__TASK PROMPT__. Your job is to restate each entry word for word.

**** RECORDS SHOWN ****

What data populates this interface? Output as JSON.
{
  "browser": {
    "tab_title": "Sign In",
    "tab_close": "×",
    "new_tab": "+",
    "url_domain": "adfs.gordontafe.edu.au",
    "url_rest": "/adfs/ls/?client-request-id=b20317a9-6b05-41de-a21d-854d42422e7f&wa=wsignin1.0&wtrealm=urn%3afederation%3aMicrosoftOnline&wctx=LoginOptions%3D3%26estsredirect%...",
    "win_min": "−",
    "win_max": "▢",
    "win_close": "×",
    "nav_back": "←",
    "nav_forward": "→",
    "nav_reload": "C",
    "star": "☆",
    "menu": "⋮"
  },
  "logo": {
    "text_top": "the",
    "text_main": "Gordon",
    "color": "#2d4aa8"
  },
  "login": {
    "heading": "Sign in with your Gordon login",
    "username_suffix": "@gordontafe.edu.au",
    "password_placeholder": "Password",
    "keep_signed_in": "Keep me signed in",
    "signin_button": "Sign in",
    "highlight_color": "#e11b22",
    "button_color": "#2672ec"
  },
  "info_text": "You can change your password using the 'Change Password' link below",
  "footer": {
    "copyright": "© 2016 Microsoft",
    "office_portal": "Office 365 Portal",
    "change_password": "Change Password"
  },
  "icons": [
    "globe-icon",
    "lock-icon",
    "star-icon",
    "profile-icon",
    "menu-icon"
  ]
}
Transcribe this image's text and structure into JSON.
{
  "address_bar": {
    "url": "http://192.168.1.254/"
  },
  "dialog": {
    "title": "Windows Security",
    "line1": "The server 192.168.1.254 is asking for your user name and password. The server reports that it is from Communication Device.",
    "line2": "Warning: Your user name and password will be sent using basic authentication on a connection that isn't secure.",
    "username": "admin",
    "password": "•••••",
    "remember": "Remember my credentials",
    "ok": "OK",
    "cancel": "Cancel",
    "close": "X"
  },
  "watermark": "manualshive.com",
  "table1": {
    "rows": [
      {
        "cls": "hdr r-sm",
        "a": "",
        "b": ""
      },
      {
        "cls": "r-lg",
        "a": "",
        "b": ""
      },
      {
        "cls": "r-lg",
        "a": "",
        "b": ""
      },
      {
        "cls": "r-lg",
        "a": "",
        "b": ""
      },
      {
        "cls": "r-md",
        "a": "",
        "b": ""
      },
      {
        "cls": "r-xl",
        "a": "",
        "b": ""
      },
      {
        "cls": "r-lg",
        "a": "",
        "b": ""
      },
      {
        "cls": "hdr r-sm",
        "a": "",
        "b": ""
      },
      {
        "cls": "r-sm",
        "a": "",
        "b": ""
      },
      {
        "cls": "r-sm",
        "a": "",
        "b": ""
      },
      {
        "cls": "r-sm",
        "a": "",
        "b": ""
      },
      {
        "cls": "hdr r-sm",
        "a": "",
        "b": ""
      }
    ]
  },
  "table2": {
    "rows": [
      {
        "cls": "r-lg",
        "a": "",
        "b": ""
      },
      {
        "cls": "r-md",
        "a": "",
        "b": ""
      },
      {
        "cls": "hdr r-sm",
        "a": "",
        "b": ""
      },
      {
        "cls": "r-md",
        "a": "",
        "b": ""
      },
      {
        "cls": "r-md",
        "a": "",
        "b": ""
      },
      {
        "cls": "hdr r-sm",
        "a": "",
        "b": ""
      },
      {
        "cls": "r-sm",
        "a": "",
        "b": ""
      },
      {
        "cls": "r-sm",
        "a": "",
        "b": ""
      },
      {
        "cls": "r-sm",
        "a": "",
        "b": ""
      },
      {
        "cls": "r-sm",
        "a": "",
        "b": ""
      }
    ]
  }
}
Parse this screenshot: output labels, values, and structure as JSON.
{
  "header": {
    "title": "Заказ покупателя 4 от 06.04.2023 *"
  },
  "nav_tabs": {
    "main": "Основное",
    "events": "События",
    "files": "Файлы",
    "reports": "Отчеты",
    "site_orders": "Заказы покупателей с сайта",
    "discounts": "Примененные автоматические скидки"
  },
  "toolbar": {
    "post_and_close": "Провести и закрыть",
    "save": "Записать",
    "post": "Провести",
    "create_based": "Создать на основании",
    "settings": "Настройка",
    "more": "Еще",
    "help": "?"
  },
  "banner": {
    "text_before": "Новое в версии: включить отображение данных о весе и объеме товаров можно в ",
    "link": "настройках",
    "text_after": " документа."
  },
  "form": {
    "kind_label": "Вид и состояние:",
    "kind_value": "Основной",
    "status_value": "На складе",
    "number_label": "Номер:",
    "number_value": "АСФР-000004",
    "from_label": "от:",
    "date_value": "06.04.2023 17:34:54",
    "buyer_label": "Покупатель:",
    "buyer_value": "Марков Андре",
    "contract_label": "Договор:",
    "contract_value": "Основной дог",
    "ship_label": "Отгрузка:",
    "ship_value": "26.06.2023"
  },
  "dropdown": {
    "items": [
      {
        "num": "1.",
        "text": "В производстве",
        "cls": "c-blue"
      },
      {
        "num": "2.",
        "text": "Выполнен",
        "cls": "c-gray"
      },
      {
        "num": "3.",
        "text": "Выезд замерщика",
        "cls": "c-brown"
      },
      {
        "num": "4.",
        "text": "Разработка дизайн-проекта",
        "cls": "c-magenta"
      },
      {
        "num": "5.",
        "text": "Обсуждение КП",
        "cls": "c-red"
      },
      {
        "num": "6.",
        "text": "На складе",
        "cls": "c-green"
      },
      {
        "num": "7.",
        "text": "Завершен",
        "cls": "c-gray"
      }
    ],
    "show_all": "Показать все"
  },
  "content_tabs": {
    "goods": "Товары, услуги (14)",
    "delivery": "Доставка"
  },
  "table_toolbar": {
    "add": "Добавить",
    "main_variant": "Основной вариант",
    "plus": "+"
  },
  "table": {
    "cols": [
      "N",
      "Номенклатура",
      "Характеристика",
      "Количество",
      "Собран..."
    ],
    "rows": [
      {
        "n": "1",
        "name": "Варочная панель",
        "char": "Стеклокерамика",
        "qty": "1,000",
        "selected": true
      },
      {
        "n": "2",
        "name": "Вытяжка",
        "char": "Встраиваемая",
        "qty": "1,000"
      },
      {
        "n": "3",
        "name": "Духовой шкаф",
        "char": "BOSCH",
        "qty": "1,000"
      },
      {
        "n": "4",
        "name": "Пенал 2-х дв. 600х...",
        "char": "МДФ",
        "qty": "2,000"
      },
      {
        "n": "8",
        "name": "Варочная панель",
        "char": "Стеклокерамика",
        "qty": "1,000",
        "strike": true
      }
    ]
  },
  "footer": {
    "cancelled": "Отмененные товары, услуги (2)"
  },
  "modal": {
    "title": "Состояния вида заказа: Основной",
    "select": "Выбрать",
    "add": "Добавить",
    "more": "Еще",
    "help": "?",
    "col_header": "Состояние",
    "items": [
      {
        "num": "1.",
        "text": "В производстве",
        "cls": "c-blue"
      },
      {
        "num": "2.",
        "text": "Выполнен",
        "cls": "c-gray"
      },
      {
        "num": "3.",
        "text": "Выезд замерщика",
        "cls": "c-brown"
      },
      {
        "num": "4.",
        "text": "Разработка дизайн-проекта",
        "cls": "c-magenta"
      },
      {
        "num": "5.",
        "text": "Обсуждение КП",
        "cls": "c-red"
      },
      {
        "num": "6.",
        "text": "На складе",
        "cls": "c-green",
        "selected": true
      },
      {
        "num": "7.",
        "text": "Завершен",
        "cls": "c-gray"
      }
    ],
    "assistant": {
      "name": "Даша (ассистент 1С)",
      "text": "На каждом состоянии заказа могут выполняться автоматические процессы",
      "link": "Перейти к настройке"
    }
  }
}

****

__OUTPUT FOR THIS TASK__.
What data populates this interface? Output as JSON.
{
  "browser": {
    "tab_title": "Sign In",
    "tab_close": "×",
    "new_tab": "+",
    "url_domain": "adfs.gordontafe.edu.au",
    "url_rest": "/adfs/ls/?client-request-id=b20317a9-6b05-41de-a21d-854d42422e7f&wa=wsignin1.0&wtrealm=urn%3afederation%3aMicrosoftOnline&wctx=LoginOptions%3D3%26estsredirect%...",
    "win_min": "−",
    "win_max": "▢",
    "win_close": "×",
    "nav_back": "←",
    "nav_forward": "→",
    "nav_reload": "C",
    "star": "☆",
    "menu": "⋮"
  },
  "logo": {
    "text_top": "the",
    "text_main": "Gordon",
    "color": "#2d4aa8"
  },
  "login": {
    "heading": "Sign in with your Gordon login",
    "username_suffix": "@gordontafe.edu.au",
    "password_placeholder": "Password",
    "keep_signed_in": "Keep me signed in",
    "signin_button": "Sign in",
    "highlight_color": "#e11b22",
    "button_color": "#2672ec"
  },
  "info_text": "You can change your password using the 'Change Password' link below",
  "footer": {
    "copyright": "© 2016 Microsoft",
    "office_portal": "Office 365 Portal",
    "change_password": "Change Password"
  },
  "icons": [
    "globe-icon",
    "lock-icon",
    "star-icon",
    "profile-icon",
    "menu-icon"
  ]
}
Transcribe this image's text and structure into JSON.
{
  "address_bar": {
    "url": "http://192.168.1.254/"
  },
  "dialog": {
    "title": "Windows Security",
    "line1": "The server 192.168.1.254 is asking for your user name and password. The server reports that it is from Communication Device.",
    "line2": "Warning: Your user name and password will be sent using basic authentication on a connection that isn't secure.",
    "username": "admin",
    "password": "•••••",
    "remember": "Remember my credentials",
    "ok": "OK",
    "cancel": "Cancel",
    "close": "X"
  },
  "watermark": "manualshive.com",
  "table1": {
    "rows": [
      {
        "cls": "hdr r-sm",
        "a": "",
        "b": ""
      },
      {
        "cls": "r-lg",
        "a": "",
        "b": ""
      },
      {
        "cls": "r-lg",
        "a": "",
        "b": ""
      },
      {
        "cls": "r-lg",
        "a": "",
        "b": ""
      },
      {
        "cls": "r-md",
        "a": "",
        "b": ""
      },
      {
        "cls": "r-xl",
        "a": "",
        "b": ""
      },
      {
        "cls": "r-lg",
        "a": "",
        "b": ""
      },
      {
        "cls": "hdr r-sm",
        "a": "",
        "b": ""
      },
      {
        "cls": "r-sm",
        "a": "",
        "b": ""
      },
      {
        "cls": "r-sm",
        "a": "",
        "b": ""
      },
      {
        "cls": "r-sm",
        "a": "",
        "b": ""
      },
      {
        "cls": "hdr r-sm",
        "a": "",
        "b": ""
      }
    ]
  },
  "table2": {
    "rows": [
      {
        "cls": "r-lg",
        "a": "",
        "b": ""
      },
      {
        "cls": "r-md",
        "a": "",
        "b": ""
      },
      {
        "cls": "hdr r-sm",
        "a": "",
        "b": ""
      },
      {
        "cls": "r-md",
        "a": "",
        "b": ""
      },
      {
        "cls": "r-md",
        "a": "",
        "b": ""
      },
      {
        "cls": "hdr r-sm",
        "a": "",
        "b": ""
      },
      {
        "cls": "r-sm",
        "a": "",
        "b": ""
      },
      {
        "cls": "r-sm",
        "a": "",
        "b": ""
      },
      {
        "cls": "r-sm",
        "a": "",
        "b": ""
      },
      {
        "cls": "r-sm",
        "a": "",
        "b": ""
      }
    ]
  }
}
Parse this screenshot: output labels, values, and structure as JSON.
{
  "header": {
    "title": "Заказ покупателя 4 от 06.04.2023 *"
  },
  "nav_tabs": {
    "main": "Основное",
    "events": "События",
    "files": "Файлы",
    "reports": "Отчеты",
    "site_orders": "Заказы покупателей с сайта",
    "discounts": "Примененные автоматические скидки"
  },
  "toolbar": {
    "post_and_close": "Провести и закрыть",
    "save": "Записать",
    "post": "Провести",
    "create_based": "Создать на основании",
    "settings": "Настройка",
    "more": "Еще",
    "help": "?"
  },
  "banner": {
    "text_before": "Новое в версии: включить отображение данных о весе и объеме товаров можно в ",
    "link": "настройках",
    "text_after": " документа."
  },
  "form": {
    "kind_label": "Вид и состояние:",
    "kind_value": "Основной",
    "status_value": "На складе",
    "number_label": "Номер:",
    "number_value": "АСФР-000004",
    "from_label": "от:",
    "date_value": "06.04.2023 17:34:54",
    "buyer_label": "Покупатель:",
    "buyer_value": "Марков Андре",
    "contract_label": "Договор:",
    "contract_value": "Основной дог",
    "ship_label": "Отгрузка:",
    "ship_value": "26.06.2023"
  },
  "dropdown": {
    "items": [
      {
        "num": "1.",
        "text": "В производстве",
        "cls": "c-blue"
      },
      {
        "num": "2.",
        "text": "Выполнен",
        "cls": "c-gray"
      },
      {
        "num": "3.",
        "text": "Выезд замерщика",
        "cls": "c-brown"
      },
      {
        "num": "4.",
        "text": "Разработка дизайн-проекта",
        "cls": "c-magenta"
      },
      {
        "num": "5.",
        "text": "Обсуждение КП",
        "cls": "c-red"
      },
      {
        "num": "6.",
        "text": "На складе",
        "cls": "c-green"
      },
      {
        "num": "7.",
        "text": "Завершен",
        "cls": "c-gray"
      }
    ],
    "show_all": "Показать все"
  },
  "content_tabs": {
    "goods": "Товары, услуги (14)",
    "delivery": "Доставка"
  },
  "table_toolbar": {
    "add": "Добавить",
    "main_variant": "Основной вариант",
    "plus": "+"
  },
  "table": {
    "cols": [
      "N",
      "Номенклатура",
      "Характеристика",
      "Количество",
      "Собран..."
    ],
    "rows": [
      {
        "n": "1",
        "name": "Варочная панель",
        "char": "Стеклокерамика",
        "qty": "1,000",
        "selected": true
      },
      {
        "n": "2",
        "name": "Вытяжка",
        "char": "Встраиваемая",
        "qty": "1,000"
      },
      {
        "n": "3",
        "name": "Духовой шкаф",
        "char": "BOSCH",
        "qty": "1,000"
      },
      {
        "n": "4",
        "name": "Пенал 2-х дв. 600х...",
        "char": "МДФ",
        "qty": "2,000"
      },
      {
        "n": "8",
        "name": "Варочная панель",
        "char": "Стеклокерамика",
        "qty": "1,000",
        "strike": true
      }
    ]
  },
  "footer": {
    "cancelled": "Отмененные товары, услуги (2)"
  },
  "modal": {
    "title": "Состояния вида заказа: Основной",
    "select": "Выбрать",
    "add": "Добавить",
    "more": "Еще",
    "help": "?",
    "col_header": "Состояние",
    "items": [
      {
        "num": "1.",
        "text": "В производстве",
        "cls": "c-blue"
      },
      {
        "num": "2.",
        "text": "Выполнен",
        "cls": "c-gray"
      },
      {
        "num": "3.",
        "text": "Выезд замерщика",
        "cls": "c-brown"
      },
      {
        "num": "4.",
        "text": "Разработка дизайн-проекта",
        "cls": "c-magenta"
      },
      {
        "num": "5.",
        "text": "Обсуждение КП",
        "cls": "c-red"
      },
      {
        "num": "6.",
        "text": "На складе",
        "cls": "c-green",
        "selected": true
      },
      {
        "num": "7.",
        "text": "Завершен",
        "cls": "c-gray"
      }
    ],
    "assistant": {
      "name": "Даша (ассистент 1С)",
      "text": "На каждом состоянии заказа могут выполняться автоматические процессы",
      "link": "Перейти к настройке"
    }
  }
}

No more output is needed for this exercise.